Six sources of influence that affect people as they try to change their habits. They also identify change tactics that can help counteract each of these influences. People who follow these steps and align sources of influence in their favor are more likely to achieve personal success.
1. Personal motivation. Although personal impulses can be compelling, it is possible to interrupt these impulses by connecting with personal goals during crucial moments.
2. Personal ability. A proven way to change habits is to enhance personal ability and to learn new skills.
3. Social motivation. There is a clear social component to bad habits. When friends encourage bad behavior and also engage in it, this is very difficult to resist. If individuals can transform “accomplices” into “friends” who encourage good behavior, they are more likely to change their habits.
4. Social ability. To change longstanding habits, people usually need support from other people. Individuals who get a life coach or mentor are often more successful at changing behaviors.

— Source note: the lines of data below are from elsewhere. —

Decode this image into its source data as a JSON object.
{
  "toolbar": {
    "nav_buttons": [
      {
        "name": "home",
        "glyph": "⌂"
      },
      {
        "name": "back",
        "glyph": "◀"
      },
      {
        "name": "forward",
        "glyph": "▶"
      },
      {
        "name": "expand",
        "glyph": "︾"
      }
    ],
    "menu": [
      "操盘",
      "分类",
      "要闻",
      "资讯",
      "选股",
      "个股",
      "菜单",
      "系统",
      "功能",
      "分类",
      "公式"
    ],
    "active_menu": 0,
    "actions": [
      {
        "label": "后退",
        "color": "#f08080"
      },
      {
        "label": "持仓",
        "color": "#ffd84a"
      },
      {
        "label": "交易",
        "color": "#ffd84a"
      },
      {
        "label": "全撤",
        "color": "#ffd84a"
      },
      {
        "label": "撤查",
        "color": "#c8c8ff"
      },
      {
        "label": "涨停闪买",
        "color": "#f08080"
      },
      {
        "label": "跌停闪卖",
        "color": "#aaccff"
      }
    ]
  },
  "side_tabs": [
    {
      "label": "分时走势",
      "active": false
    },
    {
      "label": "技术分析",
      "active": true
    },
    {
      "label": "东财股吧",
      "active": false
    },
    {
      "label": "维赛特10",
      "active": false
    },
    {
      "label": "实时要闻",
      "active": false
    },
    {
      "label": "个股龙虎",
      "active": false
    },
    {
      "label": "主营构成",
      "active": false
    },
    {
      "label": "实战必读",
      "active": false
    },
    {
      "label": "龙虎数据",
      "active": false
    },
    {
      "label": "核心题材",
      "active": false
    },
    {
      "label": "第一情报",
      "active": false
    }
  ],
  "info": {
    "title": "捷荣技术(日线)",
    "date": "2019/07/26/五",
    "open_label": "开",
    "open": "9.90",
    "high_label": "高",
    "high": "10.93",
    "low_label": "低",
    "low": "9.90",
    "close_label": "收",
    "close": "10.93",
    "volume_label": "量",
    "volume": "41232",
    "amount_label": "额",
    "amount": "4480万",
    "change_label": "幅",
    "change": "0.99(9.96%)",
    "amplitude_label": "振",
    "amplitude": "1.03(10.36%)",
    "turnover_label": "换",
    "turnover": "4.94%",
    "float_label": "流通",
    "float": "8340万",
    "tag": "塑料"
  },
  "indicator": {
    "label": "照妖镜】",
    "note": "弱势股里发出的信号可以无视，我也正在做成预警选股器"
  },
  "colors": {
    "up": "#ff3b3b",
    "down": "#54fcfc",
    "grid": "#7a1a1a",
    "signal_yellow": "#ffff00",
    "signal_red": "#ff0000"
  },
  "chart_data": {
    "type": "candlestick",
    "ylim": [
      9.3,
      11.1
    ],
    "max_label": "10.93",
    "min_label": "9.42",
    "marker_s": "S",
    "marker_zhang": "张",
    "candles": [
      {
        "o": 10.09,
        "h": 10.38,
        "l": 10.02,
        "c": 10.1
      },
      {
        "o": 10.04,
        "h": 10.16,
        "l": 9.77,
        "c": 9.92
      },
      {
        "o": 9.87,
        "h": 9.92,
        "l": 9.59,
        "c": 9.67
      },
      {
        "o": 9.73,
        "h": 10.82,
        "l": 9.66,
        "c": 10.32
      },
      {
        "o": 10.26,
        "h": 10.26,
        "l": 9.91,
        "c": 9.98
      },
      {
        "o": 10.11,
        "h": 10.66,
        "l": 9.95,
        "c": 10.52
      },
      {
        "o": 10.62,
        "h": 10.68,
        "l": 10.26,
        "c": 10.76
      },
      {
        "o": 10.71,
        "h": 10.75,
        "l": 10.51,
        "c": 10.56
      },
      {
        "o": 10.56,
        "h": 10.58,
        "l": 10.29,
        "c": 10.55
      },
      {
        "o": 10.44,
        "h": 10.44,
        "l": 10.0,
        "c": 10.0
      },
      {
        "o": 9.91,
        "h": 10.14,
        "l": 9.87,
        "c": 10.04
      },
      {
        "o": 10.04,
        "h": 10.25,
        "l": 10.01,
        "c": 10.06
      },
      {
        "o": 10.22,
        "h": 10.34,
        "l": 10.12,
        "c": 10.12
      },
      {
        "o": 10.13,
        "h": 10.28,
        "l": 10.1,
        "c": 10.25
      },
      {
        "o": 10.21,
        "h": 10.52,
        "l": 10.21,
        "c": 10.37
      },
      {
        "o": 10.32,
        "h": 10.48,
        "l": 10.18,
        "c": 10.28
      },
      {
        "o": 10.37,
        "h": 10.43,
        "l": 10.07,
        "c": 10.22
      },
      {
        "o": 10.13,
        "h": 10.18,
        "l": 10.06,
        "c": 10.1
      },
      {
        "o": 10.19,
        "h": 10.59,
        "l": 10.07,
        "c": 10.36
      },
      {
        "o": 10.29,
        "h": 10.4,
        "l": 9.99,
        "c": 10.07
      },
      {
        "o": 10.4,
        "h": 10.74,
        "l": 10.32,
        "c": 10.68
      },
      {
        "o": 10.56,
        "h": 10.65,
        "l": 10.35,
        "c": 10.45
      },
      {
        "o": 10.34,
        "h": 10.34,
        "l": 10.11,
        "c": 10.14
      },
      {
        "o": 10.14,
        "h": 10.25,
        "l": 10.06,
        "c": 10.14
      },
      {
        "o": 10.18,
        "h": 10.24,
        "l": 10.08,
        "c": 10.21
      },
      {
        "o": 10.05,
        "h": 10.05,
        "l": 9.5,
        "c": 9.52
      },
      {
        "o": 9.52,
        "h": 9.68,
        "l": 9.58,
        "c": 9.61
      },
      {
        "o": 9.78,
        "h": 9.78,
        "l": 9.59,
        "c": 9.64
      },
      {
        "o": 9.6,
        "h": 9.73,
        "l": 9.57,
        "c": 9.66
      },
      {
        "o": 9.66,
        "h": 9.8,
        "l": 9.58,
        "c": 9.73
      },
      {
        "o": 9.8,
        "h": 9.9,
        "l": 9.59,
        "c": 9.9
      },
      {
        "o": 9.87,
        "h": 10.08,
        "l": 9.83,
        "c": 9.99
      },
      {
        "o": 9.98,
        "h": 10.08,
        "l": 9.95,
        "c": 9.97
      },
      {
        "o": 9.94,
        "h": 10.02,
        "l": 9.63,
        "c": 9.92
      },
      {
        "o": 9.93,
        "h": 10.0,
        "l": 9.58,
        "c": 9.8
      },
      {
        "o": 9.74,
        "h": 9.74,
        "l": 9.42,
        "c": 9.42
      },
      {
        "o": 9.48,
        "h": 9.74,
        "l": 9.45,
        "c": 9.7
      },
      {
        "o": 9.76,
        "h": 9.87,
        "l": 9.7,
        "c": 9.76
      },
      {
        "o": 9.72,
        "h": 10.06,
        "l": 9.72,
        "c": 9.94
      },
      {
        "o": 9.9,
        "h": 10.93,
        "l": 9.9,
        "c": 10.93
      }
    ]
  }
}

5. Structural motivation. People who connect short-term rewards or punishments to new habits are usually more likely to adopt those new habits.

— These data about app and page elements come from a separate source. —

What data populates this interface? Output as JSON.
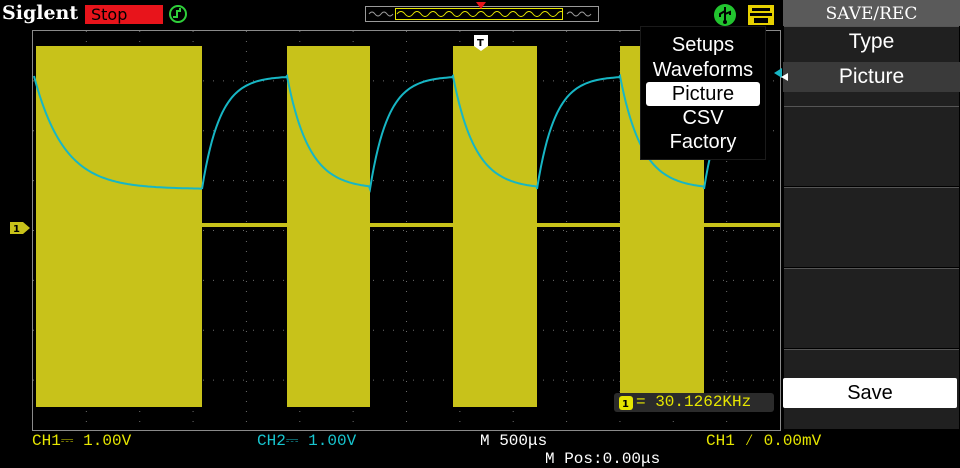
{
  "header": {
    "brand": "Siglent",
    "run_state": "Stop"
  },
  "popup": {
    "items": [
      "Setups",
      "Waveforms",
      "Picture",
      "CSV",
      "Factory"
    ],
    "selected_index": 2
  },
  "menu": {
    "title": "SAVE/REC",
    "type_label": "Type",
    "type_value": "Picture",
    "save_label": "Save"
  },
  "measurement": {
    "frequency": "30.1262KHz"
  },
  "status": {
    "ch1": "CH1⎓ 1.00V",
    "ch2": "CH2⎓ 1.00V",
    "timebase": "M 500μs",
    "position": "M Pos:0.00μs",
    "trigger": "CH1 ∕ 0.00mV"
  },
  "colors": {
    "ch1": "#c8c21a",
    "ch2": "#17b6c4",
    "stop": "#e8141b",
    "grid": "#9a9a9a"
  },
  "icons": {
    "trigger_status": "trigger-icon",
    "usb": "usb-icon",
    "printer": "printer-icon"
  }
}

6. Structural ability. Researchers have found that minor environmental changes can have a significant effect on a person’s choices. Individuals experience faster behavior changes when they add visual cues to help them focus on their goals.
By understanding these influences, it is possible for people to consciously design change plans that address them. The authors discovered that individuals who incorporate the six sources of influence into their change plans are ten times more likely to succeed than people who do not take this approach.